Charles Bolden, the current Administrator of NASA, took part in the inauguration of a new science and space center in the Israeli Arab town of Sakhnin in the Galilee region on Monday.
Bolden is in Israel to take part in a week of space exploration-related events honoring the 10th anniversary of the Columbia shuttle disaster, in which Israel's first astronaut, Ilan Ramon, was killed.
While there are a number of seemingly higher profile events taking place, it was important to NASA and the US Embassy that Bolden be at the opening of the Moona science, environment and space center in Sakhnin, as the new facility has the opportunity to further promote Arab-Jewish coexistence.
"A space shuttle successfully connects between 14 astronauts from around the world, no matter what culture, religion, race, gender or nationality they are," Bolden told the students attending the opening. "They all connect, which means that we can also do that on the ground, and in this way, you can act and succeed."
The Moona facility in Sakhnin was a joint effort by the local municipality, the Galilee Development Authority and several private Jewish and Arab organizations. It's establishment further belies the myth that Israel's Jews are practicing apartheid against local Arabs.
Bolden stated on Sunday that he is certain Israel will eventually produce another astronaut, given the country's keen interest in space exploration and its many technological contributions to the field.

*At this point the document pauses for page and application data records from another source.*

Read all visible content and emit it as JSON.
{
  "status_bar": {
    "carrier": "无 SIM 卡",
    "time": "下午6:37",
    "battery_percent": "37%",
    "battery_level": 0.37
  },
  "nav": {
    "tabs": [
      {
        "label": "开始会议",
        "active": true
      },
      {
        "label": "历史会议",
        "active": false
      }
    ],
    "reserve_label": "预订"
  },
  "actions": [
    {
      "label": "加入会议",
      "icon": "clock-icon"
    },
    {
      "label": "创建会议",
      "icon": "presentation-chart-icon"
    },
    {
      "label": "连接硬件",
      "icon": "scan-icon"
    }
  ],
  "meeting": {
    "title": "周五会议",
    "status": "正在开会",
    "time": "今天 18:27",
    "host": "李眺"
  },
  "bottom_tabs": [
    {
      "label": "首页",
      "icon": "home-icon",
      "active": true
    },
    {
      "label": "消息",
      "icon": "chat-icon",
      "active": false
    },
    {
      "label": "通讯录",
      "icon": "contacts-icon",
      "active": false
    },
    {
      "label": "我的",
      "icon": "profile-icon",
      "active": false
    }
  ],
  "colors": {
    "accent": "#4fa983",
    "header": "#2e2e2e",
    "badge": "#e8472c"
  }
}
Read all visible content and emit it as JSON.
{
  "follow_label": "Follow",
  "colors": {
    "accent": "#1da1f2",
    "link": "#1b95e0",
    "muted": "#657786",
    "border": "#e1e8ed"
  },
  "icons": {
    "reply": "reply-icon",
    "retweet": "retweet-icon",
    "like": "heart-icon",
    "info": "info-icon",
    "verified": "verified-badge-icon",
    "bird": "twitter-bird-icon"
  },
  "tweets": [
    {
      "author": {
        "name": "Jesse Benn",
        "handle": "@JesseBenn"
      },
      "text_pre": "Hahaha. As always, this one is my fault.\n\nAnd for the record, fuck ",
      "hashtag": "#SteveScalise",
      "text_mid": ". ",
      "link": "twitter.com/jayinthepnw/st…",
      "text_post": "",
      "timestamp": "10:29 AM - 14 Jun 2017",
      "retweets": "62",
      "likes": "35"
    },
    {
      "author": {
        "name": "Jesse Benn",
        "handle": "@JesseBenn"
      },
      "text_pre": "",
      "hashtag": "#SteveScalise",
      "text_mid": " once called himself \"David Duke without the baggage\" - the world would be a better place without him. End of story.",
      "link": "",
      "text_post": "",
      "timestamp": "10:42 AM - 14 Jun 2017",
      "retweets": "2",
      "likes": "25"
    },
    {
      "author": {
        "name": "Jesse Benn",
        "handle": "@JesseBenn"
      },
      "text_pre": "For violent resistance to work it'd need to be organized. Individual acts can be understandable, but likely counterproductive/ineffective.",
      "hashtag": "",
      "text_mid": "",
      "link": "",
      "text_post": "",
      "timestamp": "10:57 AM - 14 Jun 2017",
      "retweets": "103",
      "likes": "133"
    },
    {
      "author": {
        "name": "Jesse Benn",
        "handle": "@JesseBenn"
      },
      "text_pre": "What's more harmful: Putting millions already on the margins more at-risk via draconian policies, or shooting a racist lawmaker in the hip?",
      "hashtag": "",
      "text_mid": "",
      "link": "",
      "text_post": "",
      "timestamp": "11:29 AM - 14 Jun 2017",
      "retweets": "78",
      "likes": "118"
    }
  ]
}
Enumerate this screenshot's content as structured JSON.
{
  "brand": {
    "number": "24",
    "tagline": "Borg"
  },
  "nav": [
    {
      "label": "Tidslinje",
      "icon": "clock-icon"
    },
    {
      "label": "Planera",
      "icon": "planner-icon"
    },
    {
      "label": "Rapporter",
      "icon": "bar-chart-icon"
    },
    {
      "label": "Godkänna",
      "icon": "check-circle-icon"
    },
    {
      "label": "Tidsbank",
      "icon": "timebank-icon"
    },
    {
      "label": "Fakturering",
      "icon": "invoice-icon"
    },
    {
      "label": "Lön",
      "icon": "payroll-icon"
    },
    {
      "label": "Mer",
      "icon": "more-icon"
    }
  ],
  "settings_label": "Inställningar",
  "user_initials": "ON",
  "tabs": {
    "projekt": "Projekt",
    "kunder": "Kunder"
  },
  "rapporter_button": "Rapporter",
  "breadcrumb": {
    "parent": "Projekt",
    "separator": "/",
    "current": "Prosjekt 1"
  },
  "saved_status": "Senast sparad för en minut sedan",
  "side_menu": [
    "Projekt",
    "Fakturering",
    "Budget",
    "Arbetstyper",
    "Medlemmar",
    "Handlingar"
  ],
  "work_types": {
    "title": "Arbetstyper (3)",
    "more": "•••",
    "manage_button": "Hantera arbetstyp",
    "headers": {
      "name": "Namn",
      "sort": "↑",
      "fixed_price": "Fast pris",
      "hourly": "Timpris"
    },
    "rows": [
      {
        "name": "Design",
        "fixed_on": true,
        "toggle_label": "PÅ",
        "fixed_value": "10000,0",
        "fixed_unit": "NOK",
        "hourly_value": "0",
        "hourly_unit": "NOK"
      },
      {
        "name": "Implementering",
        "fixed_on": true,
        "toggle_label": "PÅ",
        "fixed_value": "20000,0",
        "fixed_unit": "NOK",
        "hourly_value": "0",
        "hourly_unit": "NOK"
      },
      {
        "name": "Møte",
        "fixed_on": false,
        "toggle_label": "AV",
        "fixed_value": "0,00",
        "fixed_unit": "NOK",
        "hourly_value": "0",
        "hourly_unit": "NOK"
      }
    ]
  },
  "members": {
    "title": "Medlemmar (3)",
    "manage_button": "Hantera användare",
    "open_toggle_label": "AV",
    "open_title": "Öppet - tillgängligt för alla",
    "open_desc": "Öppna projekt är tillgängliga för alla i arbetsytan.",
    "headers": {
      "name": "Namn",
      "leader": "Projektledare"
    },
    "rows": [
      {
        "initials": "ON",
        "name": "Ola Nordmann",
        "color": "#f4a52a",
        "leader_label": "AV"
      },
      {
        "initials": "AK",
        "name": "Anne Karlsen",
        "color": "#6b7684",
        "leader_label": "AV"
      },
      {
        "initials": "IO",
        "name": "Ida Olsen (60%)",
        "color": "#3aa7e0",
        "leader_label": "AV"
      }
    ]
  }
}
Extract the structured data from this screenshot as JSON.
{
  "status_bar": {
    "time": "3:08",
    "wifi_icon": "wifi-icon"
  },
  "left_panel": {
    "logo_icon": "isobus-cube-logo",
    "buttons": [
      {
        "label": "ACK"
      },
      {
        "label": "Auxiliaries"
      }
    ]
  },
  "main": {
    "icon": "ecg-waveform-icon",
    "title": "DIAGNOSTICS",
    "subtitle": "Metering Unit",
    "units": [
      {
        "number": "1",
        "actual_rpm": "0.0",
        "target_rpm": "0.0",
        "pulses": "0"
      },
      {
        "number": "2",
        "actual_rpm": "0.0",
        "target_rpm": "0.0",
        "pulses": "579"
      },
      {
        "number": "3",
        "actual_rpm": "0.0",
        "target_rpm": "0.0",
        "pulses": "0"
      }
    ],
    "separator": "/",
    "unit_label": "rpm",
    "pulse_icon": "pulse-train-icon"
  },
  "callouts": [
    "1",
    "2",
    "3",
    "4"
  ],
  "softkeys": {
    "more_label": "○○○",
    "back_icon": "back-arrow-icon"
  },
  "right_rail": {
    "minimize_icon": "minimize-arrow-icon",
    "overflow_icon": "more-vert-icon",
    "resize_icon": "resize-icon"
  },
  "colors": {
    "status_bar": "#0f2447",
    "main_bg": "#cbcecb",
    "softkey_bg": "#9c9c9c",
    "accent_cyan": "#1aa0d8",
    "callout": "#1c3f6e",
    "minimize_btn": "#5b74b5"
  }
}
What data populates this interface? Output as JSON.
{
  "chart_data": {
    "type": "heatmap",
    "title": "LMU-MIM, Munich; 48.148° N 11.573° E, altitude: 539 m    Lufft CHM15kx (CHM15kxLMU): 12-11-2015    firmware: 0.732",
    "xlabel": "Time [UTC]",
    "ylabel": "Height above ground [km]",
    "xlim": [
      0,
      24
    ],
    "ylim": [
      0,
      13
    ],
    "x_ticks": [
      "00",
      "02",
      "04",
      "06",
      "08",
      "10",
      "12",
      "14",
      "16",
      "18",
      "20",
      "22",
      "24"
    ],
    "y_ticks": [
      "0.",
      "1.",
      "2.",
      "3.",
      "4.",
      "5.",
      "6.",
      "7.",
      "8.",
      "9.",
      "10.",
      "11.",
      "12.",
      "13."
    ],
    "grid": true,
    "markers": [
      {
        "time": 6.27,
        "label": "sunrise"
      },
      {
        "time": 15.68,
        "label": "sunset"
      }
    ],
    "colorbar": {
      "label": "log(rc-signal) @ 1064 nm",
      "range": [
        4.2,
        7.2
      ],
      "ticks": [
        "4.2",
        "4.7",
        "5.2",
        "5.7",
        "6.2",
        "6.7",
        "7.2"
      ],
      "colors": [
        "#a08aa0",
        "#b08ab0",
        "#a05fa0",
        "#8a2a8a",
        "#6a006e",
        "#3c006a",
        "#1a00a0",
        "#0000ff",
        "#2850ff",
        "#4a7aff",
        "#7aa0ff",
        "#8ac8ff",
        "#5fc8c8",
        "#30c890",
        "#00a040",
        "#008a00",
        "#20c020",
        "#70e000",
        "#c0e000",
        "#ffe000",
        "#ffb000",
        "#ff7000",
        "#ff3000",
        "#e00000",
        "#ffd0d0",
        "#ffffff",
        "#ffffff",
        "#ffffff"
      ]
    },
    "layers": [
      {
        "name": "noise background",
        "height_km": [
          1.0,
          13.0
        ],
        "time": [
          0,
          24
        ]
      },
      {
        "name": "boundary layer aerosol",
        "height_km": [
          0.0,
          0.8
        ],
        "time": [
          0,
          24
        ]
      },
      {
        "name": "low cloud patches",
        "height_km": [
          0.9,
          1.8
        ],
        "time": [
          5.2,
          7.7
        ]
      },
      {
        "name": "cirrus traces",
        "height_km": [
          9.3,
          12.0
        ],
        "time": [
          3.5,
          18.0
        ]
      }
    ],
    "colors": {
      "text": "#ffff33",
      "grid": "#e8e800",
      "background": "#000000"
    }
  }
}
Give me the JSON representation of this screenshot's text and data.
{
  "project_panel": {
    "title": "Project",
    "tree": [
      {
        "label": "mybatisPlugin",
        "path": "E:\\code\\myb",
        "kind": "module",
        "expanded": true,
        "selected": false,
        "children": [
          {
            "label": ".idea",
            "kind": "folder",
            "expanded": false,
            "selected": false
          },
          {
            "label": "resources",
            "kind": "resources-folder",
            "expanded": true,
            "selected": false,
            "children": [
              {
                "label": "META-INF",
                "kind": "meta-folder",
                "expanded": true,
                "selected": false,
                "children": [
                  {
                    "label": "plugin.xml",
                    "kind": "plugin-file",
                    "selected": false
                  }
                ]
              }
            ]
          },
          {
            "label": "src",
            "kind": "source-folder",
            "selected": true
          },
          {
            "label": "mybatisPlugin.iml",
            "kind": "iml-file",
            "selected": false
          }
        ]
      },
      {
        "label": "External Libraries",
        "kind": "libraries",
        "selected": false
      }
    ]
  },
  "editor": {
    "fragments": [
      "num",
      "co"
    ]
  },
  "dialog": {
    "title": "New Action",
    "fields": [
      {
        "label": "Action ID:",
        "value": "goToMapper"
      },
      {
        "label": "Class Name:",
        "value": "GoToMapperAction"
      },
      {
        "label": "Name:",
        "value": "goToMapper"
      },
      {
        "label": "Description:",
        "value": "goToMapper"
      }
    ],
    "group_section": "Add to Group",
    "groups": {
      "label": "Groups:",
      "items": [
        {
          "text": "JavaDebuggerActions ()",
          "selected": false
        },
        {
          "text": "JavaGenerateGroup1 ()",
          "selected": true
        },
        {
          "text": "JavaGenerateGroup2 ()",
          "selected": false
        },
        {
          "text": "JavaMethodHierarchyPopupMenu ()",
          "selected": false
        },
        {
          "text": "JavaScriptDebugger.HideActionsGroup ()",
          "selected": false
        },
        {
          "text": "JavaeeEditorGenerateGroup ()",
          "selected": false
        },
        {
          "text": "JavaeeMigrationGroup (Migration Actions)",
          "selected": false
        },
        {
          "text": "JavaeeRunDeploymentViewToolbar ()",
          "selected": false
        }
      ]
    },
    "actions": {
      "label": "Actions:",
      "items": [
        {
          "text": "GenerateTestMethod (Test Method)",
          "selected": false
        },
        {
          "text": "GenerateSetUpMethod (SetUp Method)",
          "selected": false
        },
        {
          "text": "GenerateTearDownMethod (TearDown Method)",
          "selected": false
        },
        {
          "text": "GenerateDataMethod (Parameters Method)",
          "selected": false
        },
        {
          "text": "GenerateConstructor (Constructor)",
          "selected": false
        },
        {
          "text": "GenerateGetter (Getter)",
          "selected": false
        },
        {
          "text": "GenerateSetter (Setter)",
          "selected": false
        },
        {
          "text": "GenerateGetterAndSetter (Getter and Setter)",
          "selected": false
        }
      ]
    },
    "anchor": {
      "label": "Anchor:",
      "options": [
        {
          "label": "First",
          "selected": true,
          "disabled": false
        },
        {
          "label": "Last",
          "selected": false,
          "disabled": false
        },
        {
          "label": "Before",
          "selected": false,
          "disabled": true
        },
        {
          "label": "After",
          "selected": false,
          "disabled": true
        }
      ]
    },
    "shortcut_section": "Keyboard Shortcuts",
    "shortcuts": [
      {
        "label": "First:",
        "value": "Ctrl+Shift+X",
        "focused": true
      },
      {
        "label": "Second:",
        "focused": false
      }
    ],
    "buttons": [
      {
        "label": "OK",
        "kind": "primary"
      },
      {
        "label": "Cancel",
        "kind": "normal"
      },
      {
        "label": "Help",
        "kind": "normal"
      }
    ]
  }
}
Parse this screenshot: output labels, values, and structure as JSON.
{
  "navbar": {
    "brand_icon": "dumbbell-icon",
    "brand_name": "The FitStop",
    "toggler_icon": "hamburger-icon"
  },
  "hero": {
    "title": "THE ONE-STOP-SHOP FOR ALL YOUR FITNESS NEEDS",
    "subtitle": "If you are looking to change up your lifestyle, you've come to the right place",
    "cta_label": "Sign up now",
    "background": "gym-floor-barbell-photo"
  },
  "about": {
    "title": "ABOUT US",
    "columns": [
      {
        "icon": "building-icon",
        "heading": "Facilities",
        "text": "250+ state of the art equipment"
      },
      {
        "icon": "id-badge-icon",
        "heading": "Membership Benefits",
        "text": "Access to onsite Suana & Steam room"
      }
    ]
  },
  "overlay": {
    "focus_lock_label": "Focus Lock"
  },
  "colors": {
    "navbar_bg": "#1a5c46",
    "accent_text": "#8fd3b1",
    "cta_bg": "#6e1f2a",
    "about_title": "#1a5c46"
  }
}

Sakhnin Mayor Mazin G'Nayem told Israel's Ynet news portal that with the opening of the new space center, "who knows, maybe Sakhnin will produce an astronaut of its own."